“I was seized by remorse and the sense of guilt, which hurried me away to hell of intense tortures such as no language can describe.” (Frankenstein 101) Frankenstein is a novel written by Mary Shelley. This quote was said by Victor Frankenstein explaining how he felt about Justine’s trial after the death of William. Once Justine’s trial ended in her death, Victor became very guilty because he knew that this all started because of his passion and ignorance that led to the creation of his dream. His guilt made him flee from his family and separate himself from society. While on his expedition he ran into his creation which made him seem more monster than human.
His hatred for Victor was so intense, it fueled a mad desire for revenge. On page 102, when the monster learns that William is a Frankenstein, he says “you belong then to my enemy,” having never actually met Victor in person. He hated his creator to such a degree that he was willing to do anything to hurt him. The monster was right, however, in hating Victor because of Victor’s terrible treatment and disposition towards the monster.
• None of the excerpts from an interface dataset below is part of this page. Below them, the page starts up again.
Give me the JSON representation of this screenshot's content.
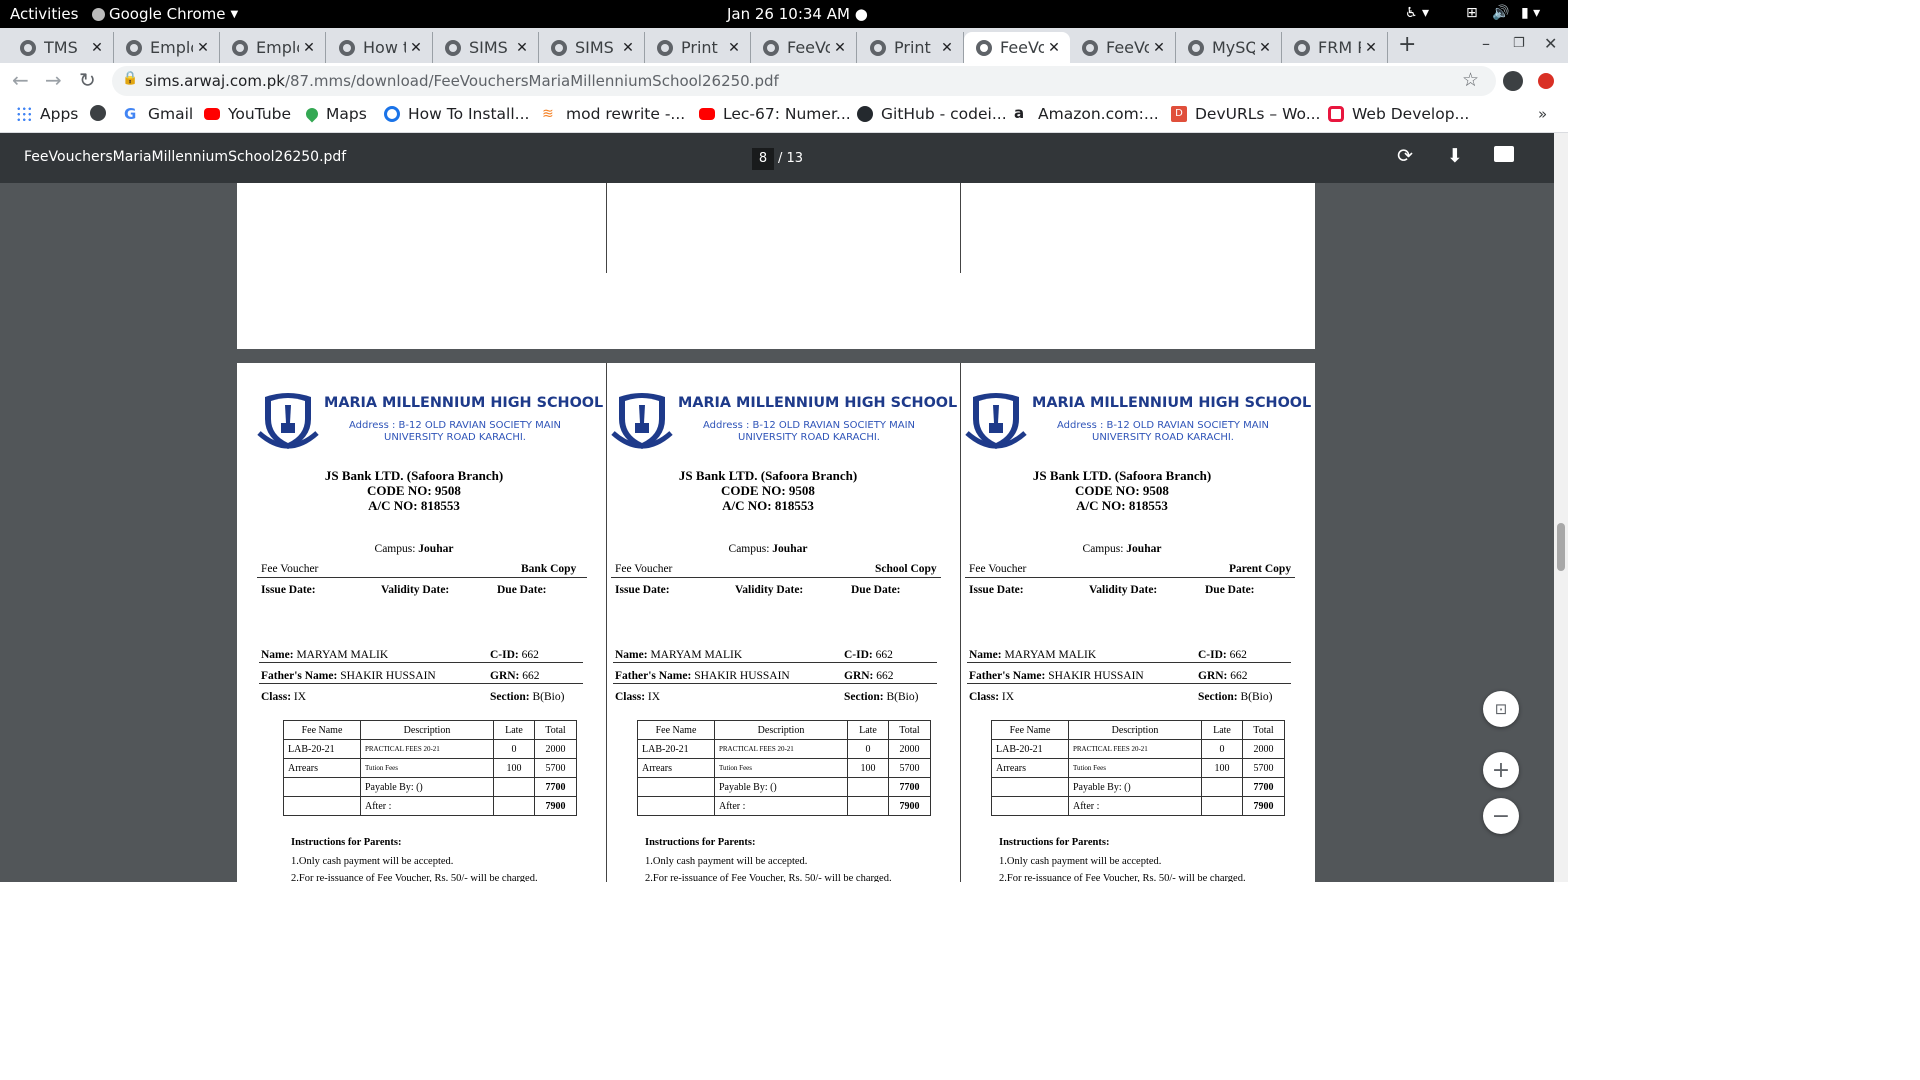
{
  "system": {
    "activities": "Activities",
    "app": "Google Chrome",
    "datetime": "Jan 26  10:34 AM"
  },
  "tabs": [
    {
      "label": "TMS"
    },
    {
      "label": "Emplo"
    },
    {
      "label": "Emplo"
    },
    {
      "label": "How t"
    },
    {
      "label": "SIMS -"
    },
    {
      "label": "SIMS -"
    },
    {
      "label": "Print I"
    },
    {
      "label": "FeeVo"
    },
    {
      "label": "Print I"
    },
    {
      "label": "FeeVo"
    },
    {
      "label": "FeeVo"
    },
    {
      "label": "MySQ"
    },
    {
      "label": "FRM P"
    }
  ],
  "active_tab_index": 9,
  "url": {
    "domain": "sims.arwaj.com.pk",
    "path": "/87.mms/download/FeeVouchersMariaMillenniumSchool26250.pdf"
  },
  "bookmarks": [
    {
      "label": "Apps"
    },
    {
      "label": ""
    },
    {
      "label": "Gmail"
    },
    {
      "label": "YouTube"
    },
    {
      "label": "Maps"
    },
    {
      "label": "How To Install..."
    },
    {
      "label": "mod rewrite -..."
    },
    {
      "label": "Lec-67: Numer..."
    },
    {
      "label": "GitHub - codei..."
    },
    {
      "label": "Amazon.com:..."
    },
    {
      "label": "DevURLs – Wo..."
    },
    {
      "label": "Web Develop..."
    }
  ],
  "pdf": {
    "filename": "FeeVouchersMariaMillenniumSchool26250.pdf",
    "current_page": "8",
    "total_pages": "/ 13"
  },
  "voucher_common": {
    "school": "MARIA MILLENNIUM HIGH SCHOOL",
    "address1": "Address : B-12 OLD RAVIAN SOCIETY MAIN",
    "address2": "UNIVERSITY ROAD KARACHI.",
    "bank": "JS Bank LTD. (Safoora Branch)",
    "code": "CODE NO: 9508",
    "account": "A/C NO: 818553",
    "campus_label": "Campus:",
    "campus": "Jouhar",
    "voucher_label": "Fee Voucher",
    "issue_date": "Issue Date:",
    "validity_date": "Validity Date:",
    "due_date": "Due Date:",
    "name_label": "Name:",
    "name": "MARYAM MALIK",
    "cid_label": "C-ID:",
    "cid": "662",
    "father_label": "Father's Name:",
    "father": "SHAKIR HUSSAIN",
    "grn_label": "GRN:",
    "grn": "662",
    "class_label": "Class:",
    "class": "IX",
    "section_label": "Section:",
    "section": "B(Bio)",
    "table_headers": [
      "Fee Name",
      "Description",
      "Late",
      "Total"
    ],
    "fee_rows": [
      {
        "name": "LAB-20-21",
        "desc": "PRACTICAL FEES 20-21",
        "late": "0",
        "total": "2000"
      },
      {
        "name": "Arrears",
        "desc": "Tution Fees",
        "late": "100",
        "total": "5700"
      }
    ],
    "payable_label": "Payable By: ()",
    "payable_total": "7700",
    "after_label": "After :",
    "after_total": "7900",
    "instructions_title": "Instructions for Parents:",
    "instruction_1": "1.Only cash payment will be accepted.",
    "instruction_2": "2.For re-issuance of Fee Voucher, Rs. 50/- will be charged."
  },
  "copies": [
    "Bank Copy",
    "School Copy",
    "Parent Copy"
  ]
}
The first wrong that Victor committed was making the monster unbearably ugly.